Champaign and Urbana are sister cities located in East Central Illinois that were both founded in 1855. Before these cities were established, the area was a vast prairieland with marshes. Today these two cities are home to over 120,000 people. The Champaign-Urbana area has been ranked tenth of the top twenty-five green cities in the United States. The city of Urbana has earned the designation of being a Tree City since 1976. Between Champaign and Urbana, there are nearly one hundred greenspaces to enjoy nature! Champaign-Urbana also includes some of the best remnant forest in East Central Illinois in a landscape dominated by agriculture, and thus, is an important flyaway for birds.

Featured Species

a) The Northern Cardinal (Cardinalis cardinalis) is the second-most common species in the Champaign-Urbana area in both summer and winter, making it a year-round resident. Named for the brilliant red plumage seen in the males of this species, the Northern Cardinal is the state bird of Illinois and six other states.

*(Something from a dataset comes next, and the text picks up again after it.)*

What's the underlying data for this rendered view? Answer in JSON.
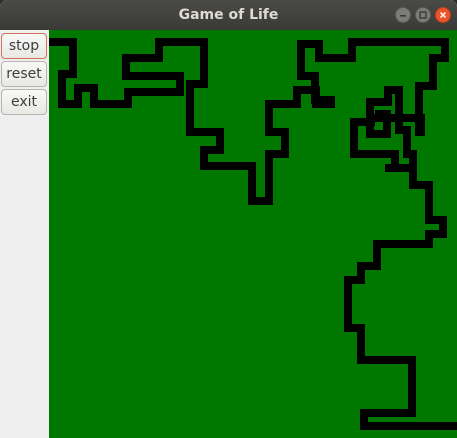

The Northern Cardinal is a common backyard species seen at bird feeders.

b) American Crow (Corvus brachyrhynchos) is the most common species in the winter and the third-most common in the summer in the Champaign-Urbana area, making it a year-round resident. Known for being one of the most intelligent and social birds, the American Crow is known to form huge aggregations consisting of thousands of birds on the UIUC campus in the fall semester.

c) Downy Woodpecker (Dryobates pubescens) is the most abundant woodpecker in the Champaign-Urbana area in the summer and winter, making it a year-round resident. Similar to the much less common Hairy Woodpecker, the Downy Woodpecker is the smallest local woodpecker and a common feeder bird. The “Downy” in Downy Woodpecker is a reference to the soft white feathers of the white stripe on the lower back.

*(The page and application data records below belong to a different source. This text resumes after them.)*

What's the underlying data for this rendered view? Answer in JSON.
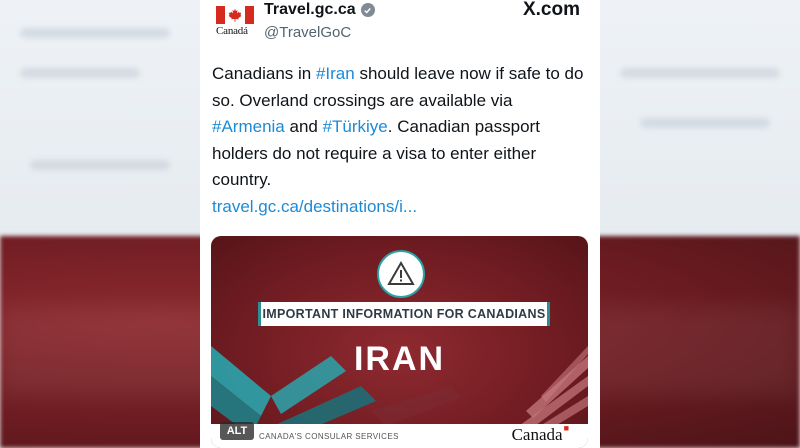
{
  "account": {
    "display_name": "Travel.gc.ca",
    "handle": "@TravelGoC",
    "logo_wordmark": "Canadá"
  },
  "site": {
    "brand": "X.com"
  },
  "tweet": {
    "parts": [
      {
        "text": "Canadians in ",
        "kind": "text"
      },
      {
        "text": "#Iran",
        "kind": "hashtag"
      },
      {
        "text": " should leave now if safe to do so. Overland crossings are available via ",
        "kind": "text"
      },
      {
        "text": "#Armenia",
        "kind": "hashtag"
      },
      {
        "text": " and ",
        "kind": "text"
      },
      {
        "text": "#Türkiye",
        "kind": "hashtag"
      },
      {
        "text": ". Canadian passport holders do not require a visa to enter either country.",
        "kind": "text"
      }
    ],
    "link": "travel.gc.ca/destinations/i..."
  },
  "media": {
    "banner_text": "IMPORTANT INFORMATION FOR CANADIANS",
    "country": "IRAN",
    "footer_left": "CANADA'S CONSULAR SERVICES",
    "footer_right": "Canada",
    "alt_label": "ALT"
  },
  "colors": {
    "hashtag": "#1d8ad6",
    "flag_red": "#d52b1e",
    "media_bg": "#701c22",
    "teal": "#2b8f95"
  },
  "icons": [
    "canada-flag-icon",
    "verified-badge-icon",
    "warning-icon"
  ]
}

d) American Robin (Turdus migratorius) is one of the most common species in the Champaign-Urbana area (and in the United States!) in the summer and the eighth-most common in the winter. The scientifice name comes from the fact that the American Robin populations migrate. Being the most prolific singers, the American Robins are the first birds to sing in the morning and they will continue for hours at a time.

e) Brown-headed Cowbird (Molothrus ater) is fourth-most common bird species in the summer in the Champaign-Urbana area, but very rare in the winter. These birds are North America’s best known brood parasite, which means they lay eggs in other birds’ nests and do not care for their own young. Brown-headed Cowbirds originally followed buffalo hers that were highly nomadic, which is probably how they evolved brood parasitsm as a reproductive strategy. Because of this, the Brown-headed Cowbird has become a classic example of a coevolutionary arms race between a host and a parasite, which means that some of the hosts reject their eggs and others accept them.

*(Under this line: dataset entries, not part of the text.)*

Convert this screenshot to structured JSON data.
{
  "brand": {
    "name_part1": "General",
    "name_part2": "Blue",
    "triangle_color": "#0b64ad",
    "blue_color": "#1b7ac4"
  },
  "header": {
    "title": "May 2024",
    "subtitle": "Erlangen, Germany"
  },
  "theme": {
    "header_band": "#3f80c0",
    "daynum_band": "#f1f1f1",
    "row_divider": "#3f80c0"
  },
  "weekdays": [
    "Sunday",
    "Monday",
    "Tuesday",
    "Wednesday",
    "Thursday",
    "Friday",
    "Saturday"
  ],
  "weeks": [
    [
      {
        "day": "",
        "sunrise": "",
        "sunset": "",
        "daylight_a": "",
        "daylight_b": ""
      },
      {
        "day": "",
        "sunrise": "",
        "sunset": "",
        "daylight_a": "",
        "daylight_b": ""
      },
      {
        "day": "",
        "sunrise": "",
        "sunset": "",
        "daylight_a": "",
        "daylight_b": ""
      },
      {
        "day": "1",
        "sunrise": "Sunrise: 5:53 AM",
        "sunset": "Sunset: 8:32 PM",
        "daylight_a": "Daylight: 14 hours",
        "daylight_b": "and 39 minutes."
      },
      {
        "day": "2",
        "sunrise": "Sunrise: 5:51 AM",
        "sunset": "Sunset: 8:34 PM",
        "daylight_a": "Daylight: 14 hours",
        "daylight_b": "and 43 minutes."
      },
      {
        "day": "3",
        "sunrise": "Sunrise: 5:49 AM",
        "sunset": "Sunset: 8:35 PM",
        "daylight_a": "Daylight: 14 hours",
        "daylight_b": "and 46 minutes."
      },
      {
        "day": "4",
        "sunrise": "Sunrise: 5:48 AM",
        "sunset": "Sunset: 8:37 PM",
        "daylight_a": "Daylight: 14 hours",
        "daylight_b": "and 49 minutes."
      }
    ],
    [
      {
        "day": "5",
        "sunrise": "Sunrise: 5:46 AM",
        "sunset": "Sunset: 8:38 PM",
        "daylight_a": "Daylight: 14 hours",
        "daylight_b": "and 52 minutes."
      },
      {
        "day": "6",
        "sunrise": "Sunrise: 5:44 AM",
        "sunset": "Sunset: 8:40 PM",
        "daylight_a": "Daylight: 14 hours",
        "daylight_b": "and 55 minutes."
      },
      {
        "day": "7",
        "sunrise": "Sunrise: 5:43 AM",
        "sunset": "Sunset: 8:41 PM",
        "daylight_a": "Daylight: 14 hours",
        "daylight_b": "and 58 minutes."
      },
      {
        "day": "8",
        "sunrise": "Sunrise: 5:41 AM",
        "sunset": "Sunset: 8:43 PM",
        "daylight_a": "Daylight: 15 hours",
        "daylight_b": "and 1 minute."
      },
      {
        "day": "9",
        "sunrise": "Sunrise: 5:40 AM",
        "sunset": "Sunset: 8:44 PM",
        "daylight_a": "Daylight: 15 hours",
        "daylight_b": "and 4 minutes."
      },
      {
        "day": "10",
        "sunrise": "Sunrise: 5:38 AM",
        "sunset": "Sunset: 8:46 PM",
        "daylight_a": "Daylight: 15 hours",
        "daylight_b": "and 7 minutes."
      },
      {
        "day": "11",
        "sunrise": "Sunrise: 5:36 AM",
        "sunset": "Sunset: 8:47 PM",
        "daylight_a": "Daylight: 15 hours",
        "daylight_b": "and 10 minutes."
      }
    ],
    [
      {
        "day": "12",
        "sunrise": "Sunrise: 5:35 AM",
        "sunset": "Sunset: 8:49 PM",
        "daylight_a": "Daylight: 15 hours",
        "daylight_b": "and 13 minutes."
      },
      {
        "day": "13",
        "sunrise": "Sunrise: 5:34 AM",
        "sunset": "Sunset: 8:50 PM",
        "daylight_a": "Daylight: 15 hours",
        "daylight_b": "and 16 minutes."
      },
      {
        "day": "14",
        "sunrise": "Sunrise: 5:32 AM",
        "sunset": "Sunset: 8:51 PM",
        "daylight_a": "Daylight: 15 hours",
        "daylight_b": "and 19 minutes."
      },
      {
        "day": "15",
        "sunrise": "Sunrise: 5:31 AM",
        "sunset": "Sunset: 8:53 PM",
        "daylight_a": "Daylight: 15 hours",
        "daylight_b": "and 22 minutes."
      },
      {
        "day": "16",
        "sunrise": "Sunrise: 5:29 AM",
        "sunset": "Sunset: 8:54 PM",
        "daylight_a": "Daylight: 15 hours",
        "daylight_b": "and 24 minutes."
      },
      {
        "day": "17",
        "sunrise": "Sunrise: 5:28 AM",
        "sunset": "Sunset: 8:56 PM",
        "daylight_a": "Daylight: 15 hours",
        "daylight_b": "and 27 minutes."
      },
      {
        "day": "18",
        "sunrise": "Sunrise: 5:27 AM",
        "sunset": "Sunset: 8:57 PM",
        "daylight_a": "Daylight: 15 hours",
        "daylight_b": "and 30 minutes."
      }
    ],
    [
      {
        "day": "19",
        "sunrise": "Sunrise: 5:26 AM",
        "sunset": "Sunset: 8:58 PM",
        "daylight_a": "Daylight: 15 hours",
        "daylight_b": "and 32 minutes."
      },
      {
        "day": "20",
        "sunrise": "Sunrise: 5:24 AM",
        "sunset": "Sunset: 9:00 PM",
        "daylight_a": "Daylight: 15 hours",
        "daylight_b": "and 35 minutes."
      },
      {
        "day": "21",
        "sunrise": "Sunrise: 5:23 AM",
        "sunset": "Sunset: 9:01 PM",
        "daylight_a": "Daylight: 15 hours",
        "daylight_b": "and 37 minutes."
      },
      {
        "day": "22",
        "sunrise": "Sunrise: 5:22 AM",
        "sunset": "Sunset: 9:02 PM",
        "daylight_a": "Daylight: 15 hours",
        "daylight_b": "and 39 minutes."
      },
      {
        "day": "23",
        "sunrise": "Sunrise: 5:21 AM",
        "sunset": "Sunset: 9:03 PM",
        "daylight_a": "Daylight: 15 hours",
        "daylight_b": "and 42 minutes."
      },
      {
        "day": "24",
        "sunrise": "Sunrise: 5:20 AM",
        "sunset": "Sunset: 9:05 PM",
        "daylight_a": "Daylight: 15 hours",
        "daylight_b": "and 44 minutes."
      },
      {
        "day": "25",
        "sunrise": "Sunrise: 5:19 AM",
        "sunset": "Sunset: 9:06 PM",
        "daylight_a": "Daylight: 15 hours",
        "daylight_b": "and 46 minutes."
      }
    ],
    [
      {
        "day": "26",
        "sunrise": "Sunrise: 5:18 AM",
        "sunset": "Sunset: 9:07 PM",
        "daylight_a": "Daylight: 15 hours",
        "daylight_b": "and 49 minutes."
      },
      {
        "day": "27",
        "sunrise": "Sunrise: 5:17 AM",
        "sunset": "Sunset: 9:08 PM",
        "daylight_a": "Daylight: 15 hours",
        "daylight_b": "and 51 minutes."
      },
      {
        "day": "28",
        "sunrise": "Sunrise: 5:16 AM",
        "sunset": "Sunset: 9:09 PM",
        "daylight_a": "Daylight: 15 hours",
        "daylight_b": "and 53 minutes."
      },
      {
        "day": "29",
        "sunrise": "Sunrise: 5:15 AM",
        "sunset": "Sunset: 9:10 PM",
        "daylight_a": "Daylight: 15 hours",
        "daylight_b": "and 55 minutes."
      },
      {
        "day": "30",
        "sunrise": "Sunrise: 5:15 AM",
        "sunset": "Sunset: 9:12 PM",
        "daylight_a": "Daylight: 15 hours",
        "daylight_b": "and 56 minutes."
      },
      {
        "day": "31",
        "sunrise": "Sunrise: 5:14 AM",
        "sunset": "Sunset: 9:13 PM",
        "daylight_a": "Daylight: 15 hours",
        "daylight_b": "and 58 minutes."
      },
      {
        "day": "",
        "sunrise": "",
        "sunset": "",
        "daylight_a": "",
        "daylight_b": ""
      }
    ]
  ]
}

Check out these sources for additional information!

Information about Champaign and Urbana

More information about the Tree City USA program

Champaign-Urbana birding links